#73 Anemia of Pregnacy

One of the first and most important adaptations of mothers to pregnancy is the enlargement of the intravascular space, often called the container. This change is often accompanied by lower blood pressure because the container is bigger, but the contents are not. Over time, the intravascular volume increases to fill the bigger container.

The larger container and the larger volume are some of the most important adaptations in pregnancy. These conditions create a relative anemia because the blood volume increases first, while the hemoglobin takes about three months to be made. This creates a relative anemia, which is most common in the second trimester.

Most women will run a Hgb between 13 and 15 when they’re not pregnant, but a hemoglobin between 12 and 13 is better for pregnancy. Return of hemoglobin to 14 or 15 in pregnancy is a sign of impending preeclampsia. So, not only is a relative anemia common, it is essential for a successful pregnancy.

There are conditions in which people can develop pregnancy anemia in the face of a pre-existing anemia. There could be several causes. Certainly, heavy bleeding with a low iron level preceding pregnancy would be a common problem. There are several inherited conditions which would be associated with anemia before a pregnancy, such as sickle cell anemia.

Feeling weak, faint and nauseated from time to time are all part of normal pregnancy symptoms. These symptoms most often result from low blood pressure associated with a larger blood volume and lower hemoglobin. all which normal and healthy responses to pregnancy.

If you are having trouble with the symptoms of low blood pressure, be careful to allow time when standing up from a sitting or lying position. Allow yourself some time to adjust and be careful in the shower. I’d recommend walking around a little bit and having breakfast before your shower.

There are several ways to address the anemia of pregnancy. Remember, iron comes from red meat. Iron also comes in red vegetables and fruit. For example, radishes, apples, grapes, prunes, plums, and dates. Diet alone might be a challenging way to get the iron you need. Many prenatal vitamins have some iron, and they’re also iron only vitamins, which have iron sulfate or iron gluconate.

While the iron gluconate is more tolerable, it is also absorbed more slowly. Taking oral iron can present problems like constipation, which can occur in pregnancy anyway. Another problem with iron supplements is that they may cause nausea. You may want to consider taking the iron pills around 9 pm or an hour before bedtime. But remember if you take them right at bedtime, nausea, might keep you awake. Raising blood iron levels can be done relatively quickly with IM or IV Iron. Just remember, your body’s ability to manufacture hemoglobin will still require three months time even with a full body supply of iron.

Preventing anemia depends on the degree of anemia you have, why you have anemia, and what your blood stores of iron are. If you have anemia with a hemoglobin of seven or eight, it could be bleeding because you’re not making enough blood or because you’re losing too much blood.
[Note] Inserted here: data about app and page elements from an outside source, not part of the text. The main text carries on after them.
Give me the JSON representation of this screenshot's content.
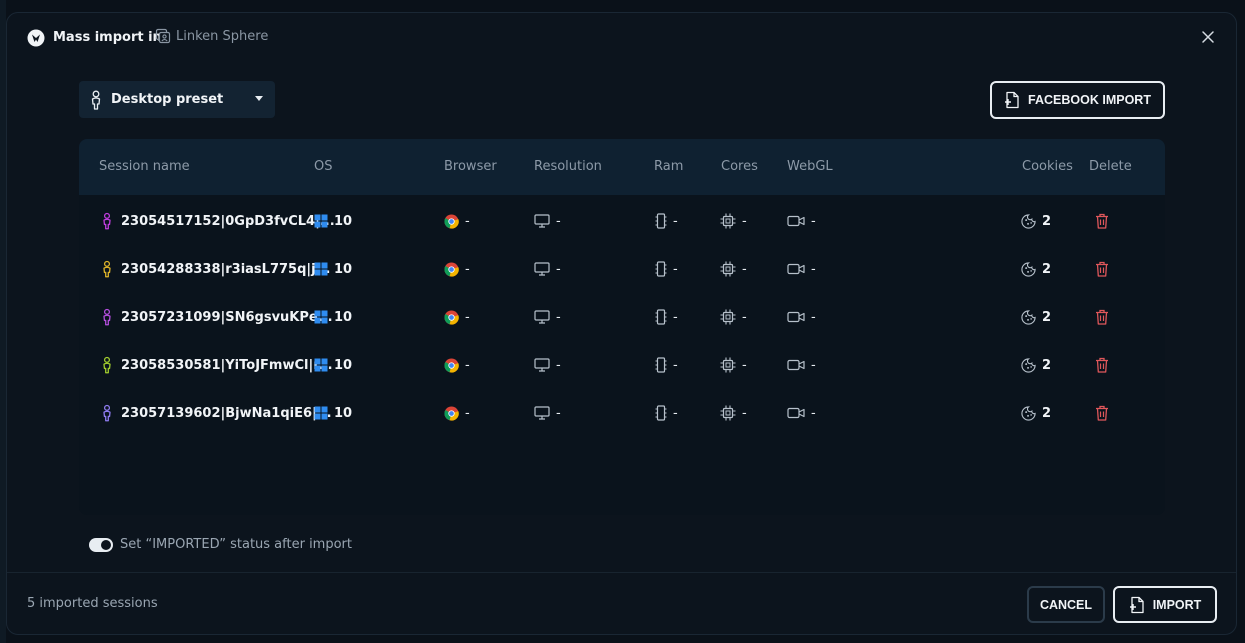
{
  "header": {
    "title": "Mass import in",
    "team": "Linken Sphere"
  },
  "preset": {
    "label": "Desktop preset"
  },
  "facebook_import": {
    "label": "FACEBOOK IMPORT"
  },
  "table": {
    "columns": [
      "Session name",
      "OS",
      "Browser",
      "Resolution",
      "Ram",
      "Cores",
      "WebGL",
      "Cookies",
      "Delete"
    ],
    "rows": [
      {
        "name": "23054517152|0GpD3fvCL4|...",
        "os": "10",
        "browser": "-",
        "resolution": "-",
        "ram": "-",
        "cores": "-",
        "webgl": "-",
        "cookies": "2",
        "person_color": "#c23ee0"
      },
      {
        "name": "23054288338|r3iasL775q|j...",
        "os": "10",
        "browser": "-",
        "resolution": "-",
        "ram": "-",
        "cores": "-",
        "webgl": "-",
        "cookies": "2",
        "person_color": "#e0b52a"
      },
      {
        "name": "23057231099|SN6gsvuKPe...",
        "os": "10",
        "browser": "-",
        "resolution": "-",
        "ram": "-",
        "cores": "-",
        "webgl": "-",
        "cookies": "2",
        "person_color": "#b64fe0"
      },
      {
        "name": "23058530581|YiToJFmwCl|r...",
        "os": "10",
        "browser": "-",
        "resolution": "-",
        "ram": "-",
        "cores": "-",
        "webgl": "-",
        "cookies": "2",
        "person_color": "#a3cf2e"
      },
      {
        "name": "23057139602|BjwNa1qiE6|...",
        "os": "10",
        "browser": "-",
        "resolution": "-",
        "ram": "-",
        "cores": "-",
        "webgl": "-",
        "cookies": "2",
        "person_color": "#8f7cf0"
      }
    ]
  },
  "toggle": {
    "label": "Set “IMPORTED” status after import",
    "on": true
  },
  "footer": {
    "count": "5 imported sessions",
    "cancel": "CANCEL",
    "import": "IMPORT"
  },
  "colors": {
    "delete": "#e0575b",
    "windows": "#2f8cf0"
  },
  "icons": [
    "logo-icon",
    "team-icon",
    "close-icon",
    "person-icon",
    "file-import-icon",
    "windows-icon",
    "chrome-icon",
    "monitor-icon",
    "ram-icon",
    "cpu-icon",
    "video-icon",
    "cookie-icon",
    "trash-icon"
  ]
}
A hemoglobin of seven or eight is not normal in pregnancy. You will need a thorough workup from your physician, including looking for inherited blood diseases such as sickle cell anemia or bleeding tendencies. If your hemoglobin is low because you’re losing blood, your doctor will need to find a reason for your anemia. Remember, it’s not just a matter of raising your hemoglobin. It is a matter of determining why it is low. An accurate diagnosis is necessary.

To summarize the normal anemia in pregnancy, the container or the space inside of your blood vessels relaxes and enlarges. The next step is for this space to be filled up with serum, a straw-colored protein mixture while your body is creating red blood cells. After about three months, the red cells construction is complete, and they begin to be added back into the expanded blood volume. During the time that is required to build the hemoglobin, anemia forms and can get down to 11. In pregnancy, this is normal. Once the red cells are made, the hemoglobin will then rise to somewhere around 12, which is normal in pregnancy.